Stopping dementia has got to become a key target for the medical profession. Having seen the effects of dementia on my own mother and on our family, as far as I’m concerned, it’s probably the worst disease you can have. It has been so frustrating seeing so little being done about it.
After all it seems to be a growing problem across the world.
I was delighted to hear that at the recent G8 dementia summit, the world’s richest countries committed to develop a cure or treatment for dementia by 2025. The UK has already said it aims to double its annual research funding to £132m by 2025.
They have called on the World Health Organization to identify dementia as “an increasing threat to global health” and to help countries adapt to the dementia time bomb. At last they are admitting that stopping dementia is essential, before it comes the modern day plaque.
David Cameron called on governments, industry and charities all to commit more funding. He said the G8 should make this the day “the global fight-back really started”.
There seems to be very little known about Dementia. I was reading a government publication through the Department of Health – “Living well with dementia: A National Dementia Strategy.” How can we, that have a loved one struck down by this illness have any confidence when we read these words at the beginning of such a report:
Dementia is an illness caused when parts of someone’s brain stop working properly. We do not fully understand the causes yet. There is no cure for dementia, which gets more common with age. Once a person has dementia they will get worse over time until the end of their life.
This is not very reassuring to those whose lives have fallen victim to this dreadful disease. There are around 800,000 people with dementia in the UK, and by 2040, the number of people affected is expected to double . They really do need to find answers and help not only those suffering with this disease, but the millions in the future who are in danger of getting struck down by it. They estimate that 66 million people will suffer from dementia worldwide by 2030, unless the question of stopping dementia is answered.
I wouldn’t wish on anyone what’s happened to my mum. It’s a dreadful thing. I have had to watch her inescapable decline. It has taken about six years for dementia to totally overwhelm her and leave her a shadow of her former self.
Her life has been stolen together with that of my sister and father. She has been robbed of most of her memories, intellect and tremendous communicative abilities while they spend every day making her meals, taking her to the toilet, dressing her, cleaning up after her, administering medication, and so much more. No night goes without having to tender for her a few times at ungodly hours. I fear for their health because of this.

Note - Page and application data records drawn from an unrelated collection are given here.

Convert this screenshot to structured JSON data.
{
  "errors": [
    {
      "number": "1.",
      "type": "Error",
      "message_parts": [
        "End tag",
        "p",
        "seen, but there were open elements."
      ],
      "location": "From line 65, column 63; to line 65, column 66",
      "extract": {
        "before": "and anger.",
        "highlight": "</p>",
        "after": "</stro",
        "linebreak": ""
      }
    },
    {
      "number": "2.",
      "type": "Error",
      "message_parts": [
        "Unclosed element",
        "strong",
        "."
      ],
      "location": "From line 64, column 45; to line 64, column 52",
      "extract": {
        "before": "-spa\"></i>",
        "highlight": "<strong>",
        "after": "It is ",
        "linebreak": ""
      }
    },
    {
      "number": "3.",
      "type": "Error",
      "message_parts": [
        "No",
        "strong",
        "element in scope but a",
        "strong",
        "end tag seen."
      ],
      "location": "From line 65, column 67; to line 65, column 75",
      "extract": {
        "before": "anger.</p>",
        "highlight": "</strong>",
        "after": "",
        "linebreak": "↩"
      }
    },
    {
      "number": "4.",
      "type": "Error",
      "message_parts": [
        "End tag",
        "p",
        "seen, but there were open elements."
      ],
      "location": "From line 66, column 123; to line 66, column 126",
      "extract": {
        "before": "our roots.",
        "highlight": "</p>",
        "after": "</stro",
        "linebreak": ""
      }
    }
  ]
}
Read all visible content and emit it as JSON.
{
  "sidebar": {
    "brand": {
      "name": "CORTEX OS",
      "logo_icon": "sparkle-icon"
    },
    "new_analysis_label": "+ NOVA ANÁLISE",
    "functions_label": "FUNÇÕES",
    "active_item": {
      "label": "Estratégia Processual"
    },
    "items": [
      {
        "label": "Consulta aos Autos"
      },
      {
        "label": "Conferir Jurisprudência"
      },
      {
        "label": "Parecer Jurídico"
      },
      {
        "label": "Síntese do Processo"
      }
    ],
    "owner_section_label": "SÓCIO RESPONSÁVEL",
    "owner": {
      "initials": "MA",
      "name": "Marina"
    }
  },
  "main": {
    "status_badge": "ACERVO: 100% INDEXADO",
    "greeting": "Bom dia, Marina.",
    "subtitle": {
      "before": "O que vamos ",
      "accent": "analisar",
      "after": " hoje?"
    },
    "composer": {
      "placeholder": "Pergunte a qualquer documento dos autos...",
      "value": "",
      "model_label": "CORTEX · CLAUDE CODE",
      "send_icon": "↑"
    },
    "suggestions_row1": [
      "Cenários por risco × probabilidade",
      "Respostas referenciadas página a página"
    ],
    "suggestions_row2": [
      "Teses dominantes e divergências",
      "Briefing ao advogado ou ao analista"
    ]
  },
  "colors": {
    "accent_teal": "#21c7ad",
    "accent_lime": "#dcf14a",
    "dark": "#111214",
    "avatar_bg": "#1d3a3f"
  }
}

In fact the 6 weeks she has been critically ill in hospital has seen both of them looking so much better. That just shows the effects dementia has not just on the person who falls victim to it but those looking after them. Even though we have all been going backwards and forwards to the hospital daily, for them the pressure physically has been eased by having her looked after by others.
I also hold on to a fear that Dementia could strike me down one day. I would hate it in fact I wouldn’t be able to stand it. My brain is my most loved possession. There have to be answers found for stopping dementia!
I truly hope that all our governments keep their word and make dementia a priority.